▶ _WHAT TO DO_:
The answer is all of the entries below, repeated exactly and free of pictures.

▶ _EXERCISE MATERIAL_:

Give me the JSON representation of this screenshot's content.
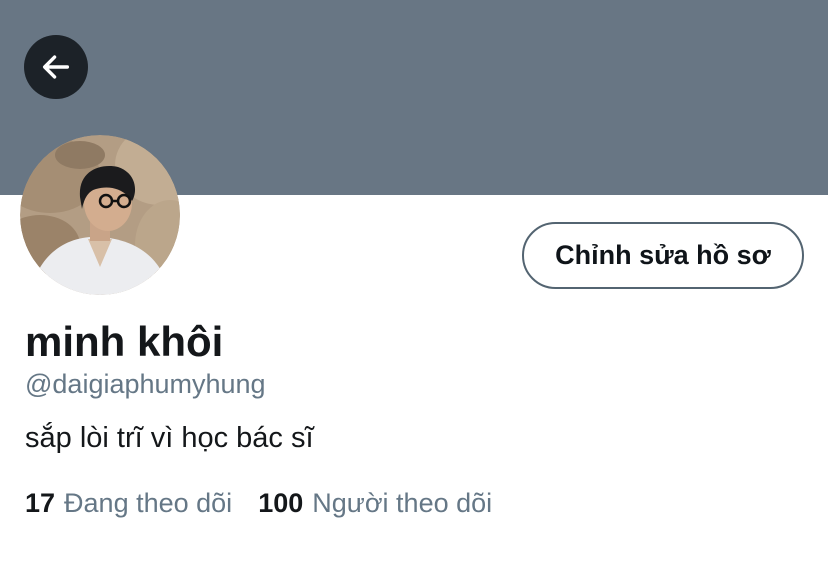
{
  "header": {
    "banner_color": "#687684",
    "back_icon": "arrow-left-icon"
  },
  "profile": {
    "avatar_icon": "profile-photo",
    "display_name": "minh khôi",
    "handle": "@daigiaphumyhung",
    "bio": "sắp lòi trĩ vì học bác sĩ",
    "edit_label": "Chỉnh sửa hồ sơ"
  },
  "stats": [
    {
      "count": "17",
      "label": "Đang theo dõi"
    },
    {
      "count": "100",
      "label": "Người theo dõi"
    }
  ],
  "colors": {
    "text_primary": "#14171a",
    "text_secondary": "#657786",
    "button_border": "#536471"
  }
}
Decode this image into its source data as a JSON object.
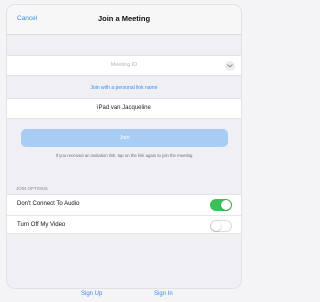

▶ _YOUR SOLUTION_:
Give me the JSON representation of this screenshot's content.
{
  "header": {
    "banner_color": "#687684",
    "back_icon": "arrow-left-icon"
  },
  "profile": {
    "avatar_icon": "profile-photo",
    "display_name": "minh khôi",
    "handle": "@daigiaphumyhung",
    "bio": "sắp lòi trĩ vì học bác sĩ",
    "edit_label": "Chỉnh sửa hồ sơ"
  },
  "stats": [
    {
      "count": "17",
      "label": "Đang theo dõi"
    },
    {
      "count": "100",
      "label": "Người theo dõi"
    }
  ],
  "colors": {
    "text_primary": "#14171a",
    "text_secondary": "#657786",
    "button_border": "#536471"
  }
}
Decode this image into its source data as a JSON object.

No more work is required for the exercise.